Please choose payment method:






(PDF emailed within 0-6 h: $19.90)

Accession: 044133453

Download citation: RISBibTeXText

PMID: 6846124

DOI: 10.1016/0002-8703(83)90244-2


Related references

Radionuclide analysis of peak filling rate, filling fraction, and time to peak filling rate. Response to supine bicycle exercise in normal subjects and patients with coronary disease. American Journal of Cardiology 51(1): 43-51, 1983

Left-ventricular peak ejection rate, filling rate, and ejection fraction--frame rate requirements at rest and exercise: concise communication. Journal of Nuclear Medicine 20(3): 189-193, 2013

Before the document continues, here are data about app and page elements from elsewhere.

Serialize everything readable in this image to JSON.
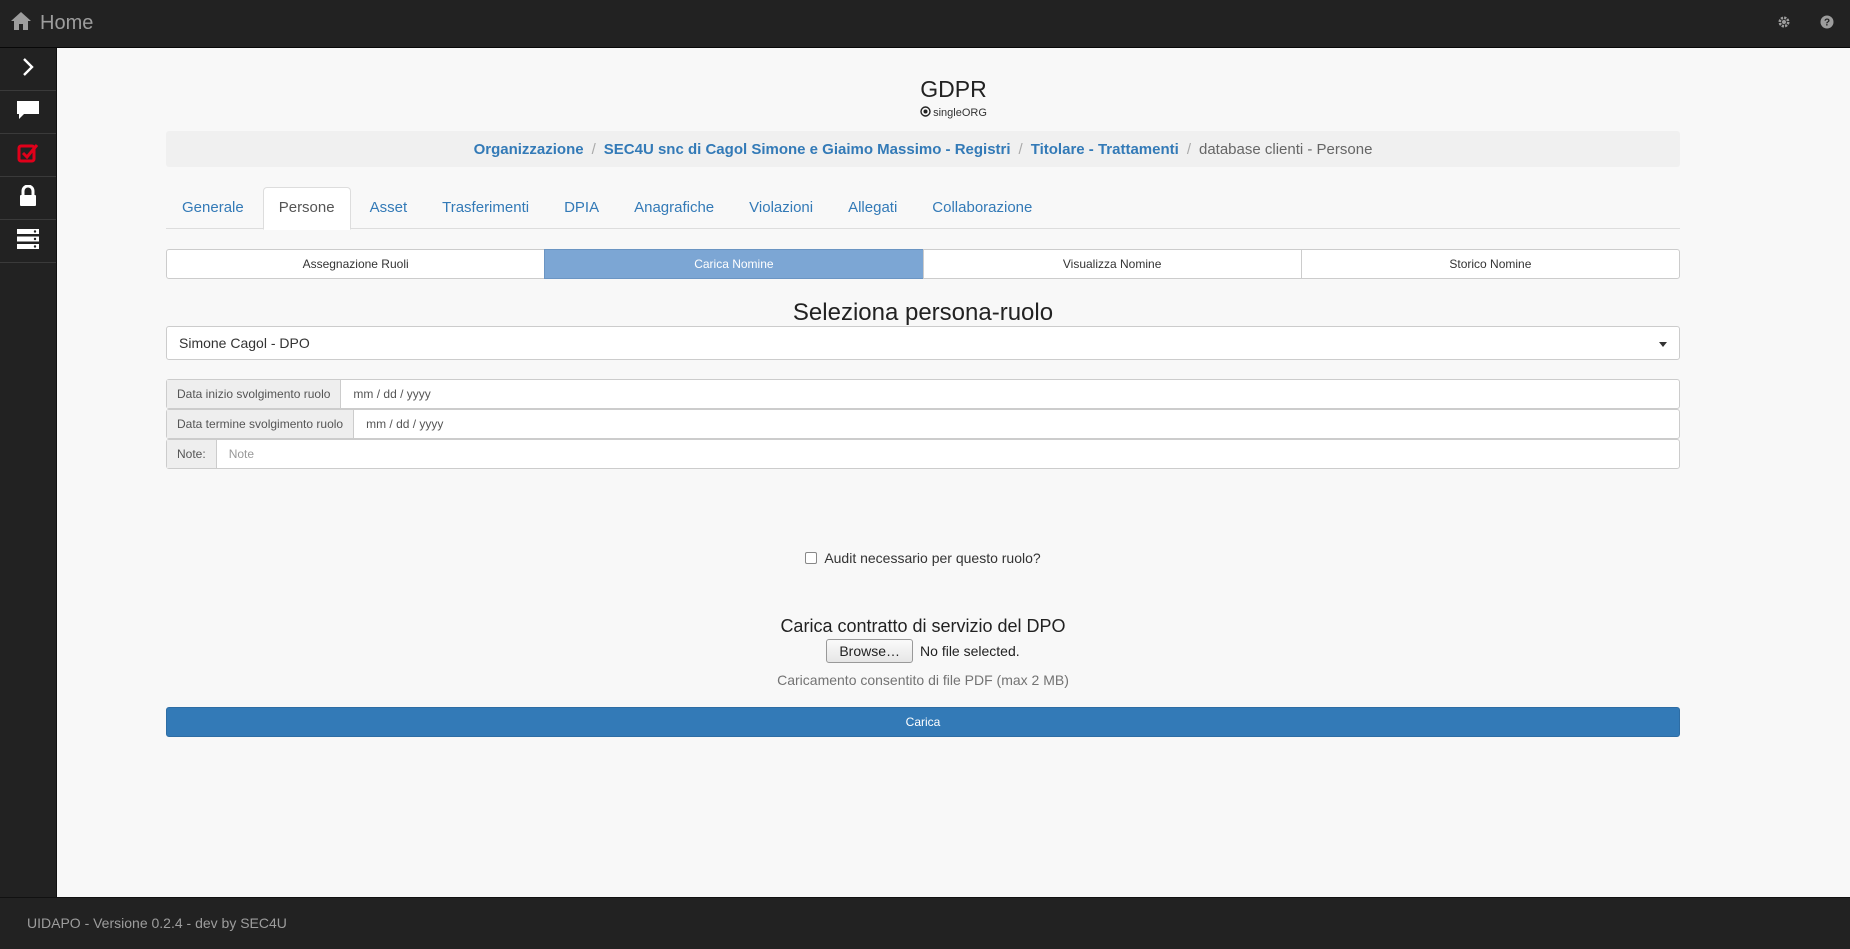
{
  "navbar": {
    "home_label": "Home",
    "icons": [
      "home-icon",
      "gear-icon",
      "help-icon"
    ]
  },
  "sidebar": {
    "items": [
      {
        "icon": "chevron-right-icon"
      },
      {
        "icon": "chat-icon"
      },
      {
        "icon": "checkbox-icon",
        "color": "#e0001a"
      },
      {
        "icon": "lock-icon"
      },
      {
        "icon": "server-icon"
      }
    ]
  },
  "header": {
    "title": "GDPR",
    "subtitle": "singleORG"
  },
  "breadcrumb": {
    "items": [
      "Organizzazione",
      "SEC4U snc di Cagol Simone e Giaimo Massimo - Registri",
      "Titolare - Trattamenti"
    ],
    "current": "database clienti - Persone"
  },
  "tabs": [
    "Generale",
    "Persone",
    "Asset",
    "Trasferimenti",
    "DPIA",
    "Anagrafiche",
    "Violazioni",
    "Allegati",
    "Collaborazione"
  ],
  "active_tab": "Persone",
  "subtabs": [
    "Assegnazione Ruoli",
    "Carica Nomine",
    "Visualizza Nomine",
    "Storico Nomine"
  ],
  "active_subtab": "Carica Nomine",
  "form": {
    "section_title": "Seleziona persona-ruolo",
    "selected_person_role": "Simone Cagol - DPO",
    "start_label": "Data inizio svolgimento ruolo",
    "start_value": "mm / dd / yyyy",
    "end_label": "Data termine svolgimento ruolo",
    "end_value": "mm / dd / yyyy",
    "note_label": "Note:",
    "note_placeholder": "Note",
    "audit_label": "Audit necessario per questo ruolo?",
    "upload_title": "Carica contratto di servizio del DPO",
    "browse_label": "Browse…",
    "no_file_label": "No file selected.",
    "upload_help": "Caricamento consentito di file PDF (max 2 MB)",
    "submit_label": "Carica"
  },
  "footer": {
    "text": "UIDAPO - Versione 0.2.4 - dev by SEC4U"
  },
  "colors": {
    "accent": "#337ab7",
    "subtab_active": "#7ca6d4",
    "dark": "#222222"
  }
}
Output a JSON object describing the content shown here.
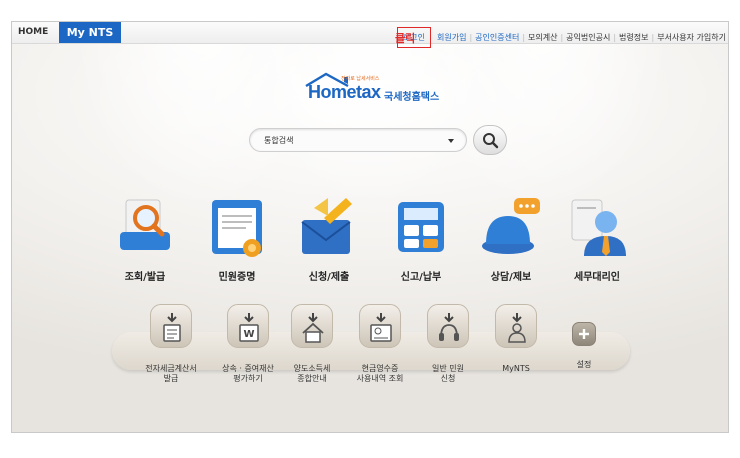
{
  "topbar": {
    "home": "HOME",
    "mynts": "My NTS",
    "links": [
      {
        "label": "로그인",
        "style": "hl"
      },
      {
        "label": "회원가입",
        "style": "hl"
      },
      {
        "label": "공인인증센터",
        "style": "hl"
      },
      {
        "label": "모의계산",
        "style": "dk"
      },
      {
        "label": "공익법인공시",
        "style": "dk"
      },
      {
        "label": "법령정보",
        "style": "dk"
      },
      {
        "label": "부서사용자 가입하기",
        "style": "dk"
      }
    ]
  },
  "annotation": {
    "click": "클릭",
    "color": "#e12828"
  },
  "logo": {
    "wordmark": "Hometax",
    "korean": "국세청홈택스",
    "tagline": "전자로 납세서비스"
  },
  "search": {
    "placeholder": "통합검색"
  },
  "menu": [
    {
      "label": "조회/발급",
      "icon": "magnifier-document-icon"
    },
    {
      "label": "민원증명",
      "icon": "certificate-icon"
    },
    {
      "label": "신청/제출",
      "icon": "envelope-pen-icon"
    },
    {
      "label": "신고/납부",
      "icon": "calculator-icon"
    },
    {
      "label": "상담/제보",
      "icon": "speech-bubble-icon"
    },
    {
      "label": "세무대리인",
      "icon": "tax-agent-icon"
    }
  ],
  "submenu": [
    {
      "label": "전자세금계산서\n발급",
      "icon": "invoice-icon"
    },
    {
      "label": "상속 · 증여재산\n평가하기",
      "icon": "won-document-icon"
    },
    {
      "label": "양도소득세\n종합안내",
      "icon": "house-icon"
    },
    {
      "label": "현금영수증\n사용내역 조회",
      "icon": "receipt-icon"
    },
    {
      "label": "일반 민원\n신청",
      "icon": "headset-icon"
    },
    {
      "label": "MyNTS",
      "icon": "mynts-icon"
    },
    {
      "label": "설정",
      "icon": "plus-icon"
    }
  ],
  "colors": {
    "brand": "#1c67c4",
    "accent": "#e26a1b",
    "highlight": "#e12828"
  }
}
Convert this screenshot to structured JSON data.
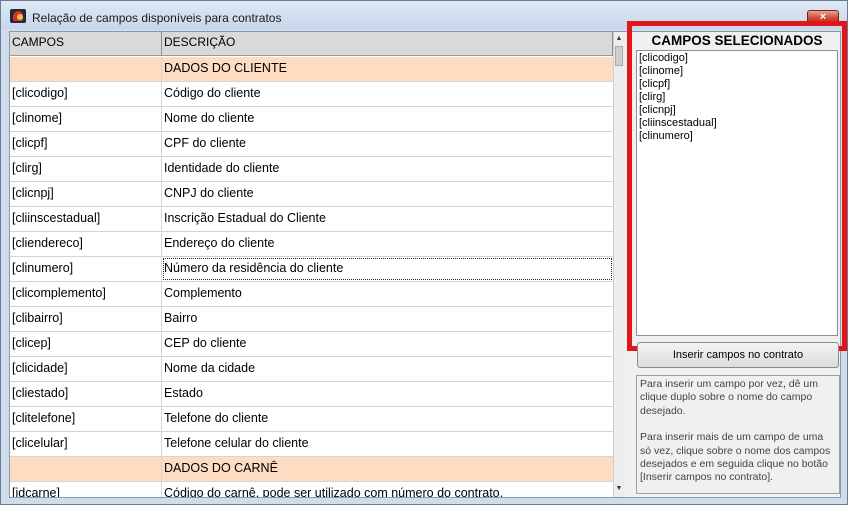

Rate of change of left ventricular ejection fraction during exercise is superior to the peak ejection fraction for predicting functionally significant coronary artery disease. British Heart Journal 70(6): 507-512, 1993

Profiles of radionuclide left ventricular ejection fraction changes induced by supine bicycle exercise in normals and patients with coronary heart disease. Catheterization and Cardiovascular Diagnosis 5(4): 305-317, 1979

Reproducibility of equilibrium radionuclide ventriculography in patients with coronary artery disease: response of left ventricular ejection fraction and regional wall motion to supine bicycle exercise. American Heart Journal 104(3): 567-574, 1982

Postoperative evaluation of left ventricular peak filling rate and peak ejection rate by radionuclide ventriculography for aortic regurgitation. Nihon Kyobu Geka Gakkai 40(3): 375-381, 1992

Left ventricular ejection fraction during supine and upright exercise in patients with systemic hypertension and its relation to peak filling rate. American Journal of Cardiology 76(1): 61-65, 1995

Influence of heart rate increase on uncorrected pre-ejection period/left ventricular ejection time (PEP/LVET) ratio in normal individuals. British Heart Journal 38(7): 683-688, 1976

Superiority of supine bicycle over isometric handgrip exercise in the assessment of ischemic heart disease an evaluation of left ventricular ejection fraction response using radionuclide angiography. Clinical Cardiology 7(10): 547-553, 1984

Left ventricular function at rest and during exercise: assessment of ejection fraction, ejection rate and filing rate with radionuclide ventriculography. Herz 5(3): 159-167, 1980

Detecting coronary artery disease by radionuclide ventriculography: ejection time versus ejection fraction. Acta Cardiologica 43(3): 335-340, 1988

Ejection fraction and heart rate correlate with diastolic peak filling rate at rest and during exercise. Chest 88(1): 107-113, 1985

Comparison of the ejection time-heart rate relationships in normal and ischemic subjects. Japanese Heart Journal 6(6): 497-510, 1965

Blood pressure response to exercise predicts the survival rate more accurately than ejection fraction or peak VO2 in patients with dilated cardiomyopathy of age less than 50 years. Circulation 100(18 SUPPL ): I 443, Nov 2, 1999

Significant correlation between ratio of brachial pre-ejection period to ejection time and left ventricular ejection fraction and mass index in patients with chronic kidney disease. Nephrology, Dialysis, Transplantation 26(6): 1895-1902, 2011